GOAL OF THE EXERCISE:
The full set of entries below, restated word for word and stripped of images, is the expected result.

Records from a data collection:
———

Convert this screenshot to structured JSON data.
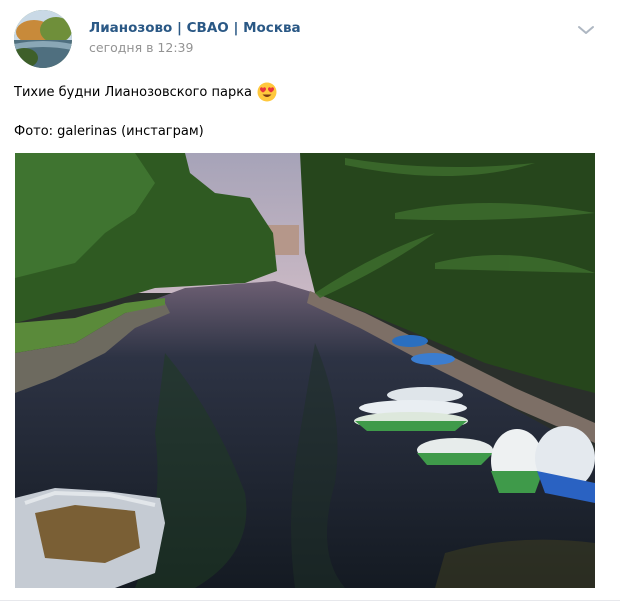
{
  "post": {
    "author": "Лианозово | СВАО | Москва",
    "time": "сегодня в 12:39",
    "text_line1": "Тихие будни Лианозовского парка",
    "text_line2": "Фото: galerinas (инстаграм)",
    "emoji": "heart-eyes-emoji",
    "more_icon": "chevron-down-icon"
  },
  "colors": {
    "author_link": "#2a5885",
    "meta_gray": "#939393",
    "water": "#1d2634",
    "foliage": "#2f5a22"
  }
}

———

EXERCISE RESULT:
Convert this screenshot to structured JSON data.
{
  "post": {
    "author": "Лианозово | СВАО | Москва",
    "time": "сегодня в 12:39",
    "text_line1": "Тихие будни Лианозовского парка",
    "text_line2": "Фото: galerinas (инстаграм)",
    "emoji": "heart-eyes-emoji",
    "more_icon": "chevron-down-icon"
  },
  "colors": {
    "author_link": "#2a5885",
    "meta_gray": "#939393",
    "water": "#1d2634",
    "foliage": "#2f5a22"
  }
}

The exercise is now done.